_Material supplied_.
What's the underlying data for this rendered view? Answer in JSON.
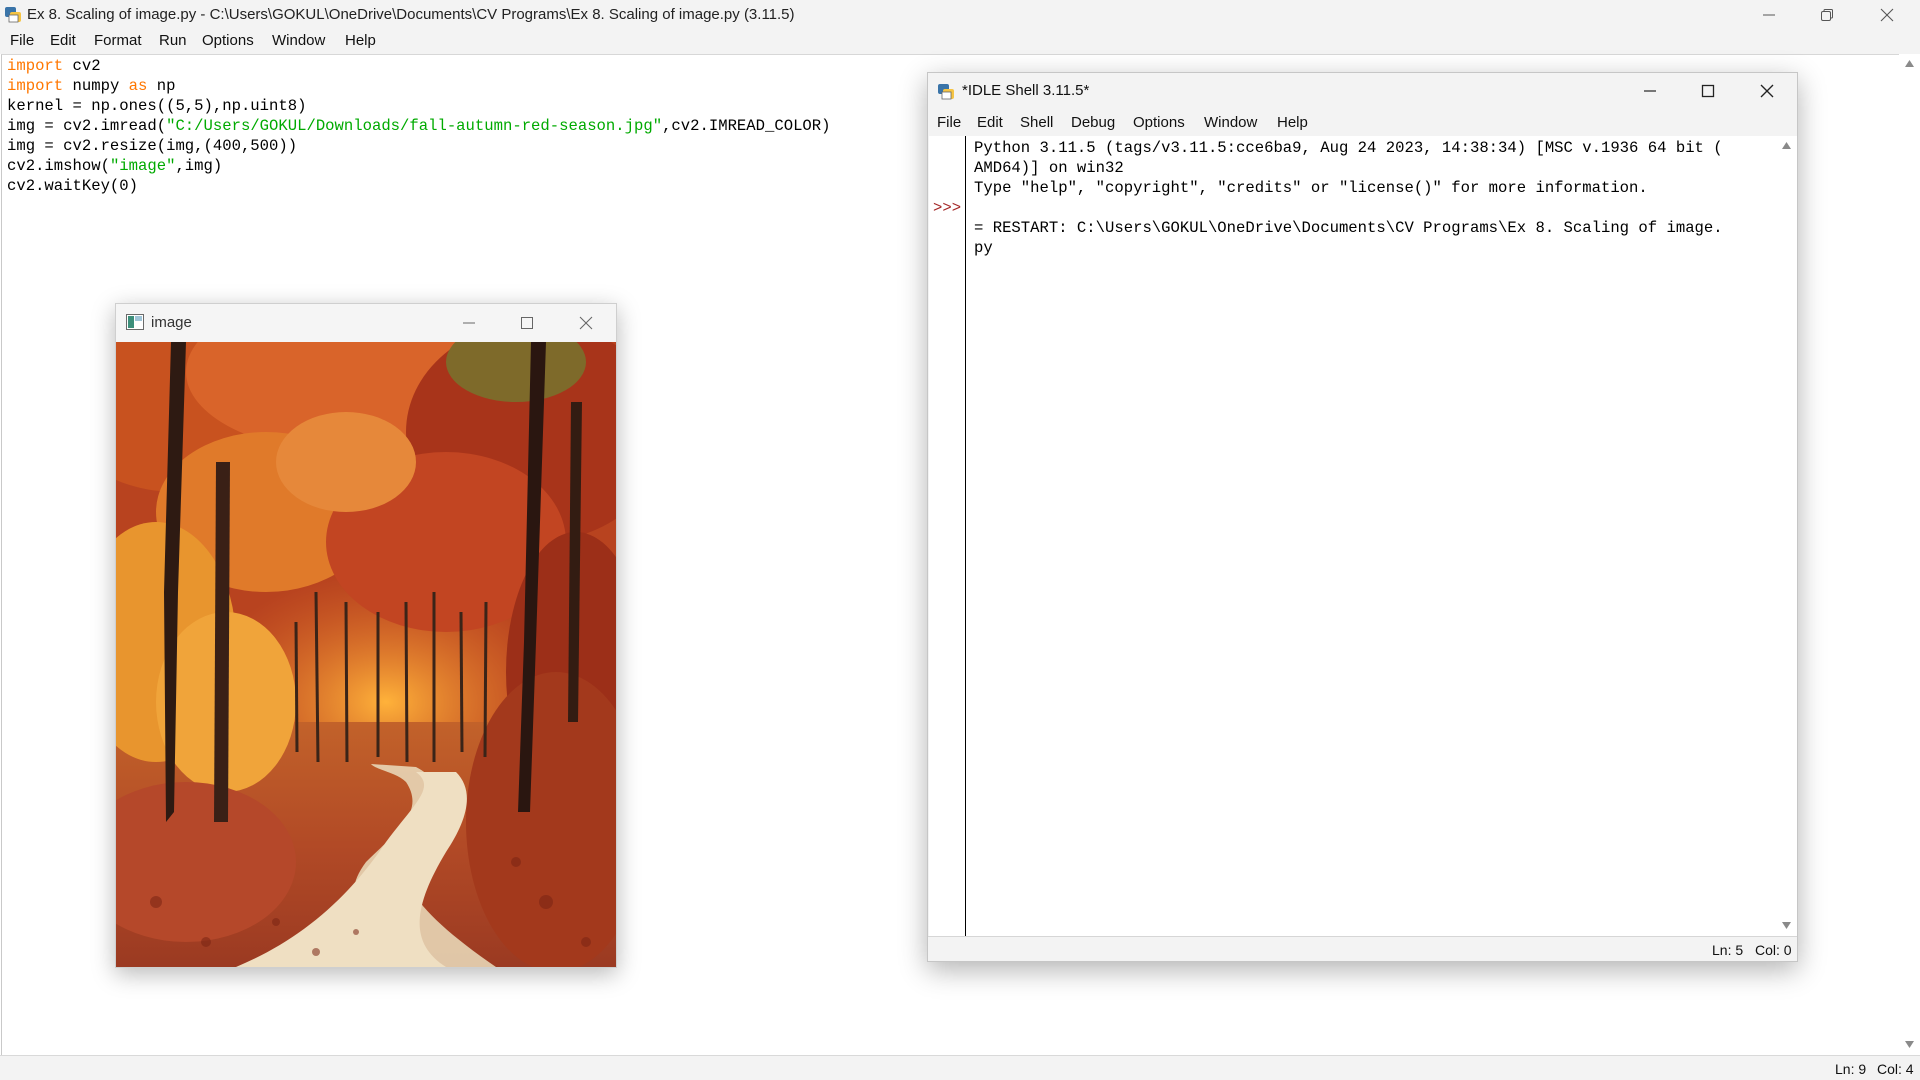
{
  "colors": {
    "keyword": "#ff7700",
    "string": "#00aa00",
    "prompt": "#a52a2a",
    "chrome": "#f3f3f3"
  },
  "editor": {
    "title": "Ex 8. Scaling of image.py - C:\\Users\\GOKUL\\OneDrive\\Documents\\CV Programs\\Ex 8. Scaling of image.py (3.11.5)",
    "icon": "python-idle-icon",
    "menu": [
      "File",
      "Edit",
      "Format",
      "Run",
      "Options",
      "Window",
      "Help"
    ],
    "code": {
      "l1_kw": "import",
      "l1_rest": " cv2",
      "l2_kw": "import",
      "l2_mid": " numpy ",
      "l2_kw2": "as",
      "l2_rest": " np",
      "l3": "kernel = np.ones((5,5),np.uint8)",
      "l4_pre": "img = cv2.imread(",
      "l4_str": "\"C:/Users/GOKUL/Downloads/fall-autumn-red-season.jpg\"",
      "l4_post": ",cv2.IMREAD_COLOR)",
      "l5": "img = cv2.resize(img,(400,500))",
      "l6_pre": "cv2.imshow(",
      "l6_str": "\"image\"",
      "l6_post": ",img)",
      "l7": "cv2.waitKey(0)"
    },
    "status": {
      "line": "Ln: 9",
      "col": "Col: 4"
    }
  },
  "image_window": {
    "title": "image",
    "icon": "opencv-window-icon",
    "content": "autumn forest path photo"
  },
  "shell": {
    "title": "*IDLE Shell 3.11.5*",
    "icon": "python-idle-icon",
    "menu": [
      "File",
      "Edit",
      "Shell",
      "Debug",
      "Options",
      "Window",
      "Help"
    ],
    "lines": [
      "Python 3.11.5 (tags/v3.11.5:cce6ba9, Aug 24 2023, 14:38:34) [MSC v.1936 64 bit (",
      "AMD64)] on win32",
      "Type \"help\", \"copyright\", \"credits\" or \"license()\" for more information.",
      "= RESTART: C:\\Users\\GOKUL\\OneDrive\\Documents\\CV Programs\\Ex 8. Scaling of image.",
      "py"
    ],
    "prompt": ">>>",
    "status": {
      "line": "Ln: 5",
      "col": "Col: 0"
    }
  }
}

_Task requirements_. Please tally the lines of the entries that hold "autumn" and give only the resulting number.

_Response_. 2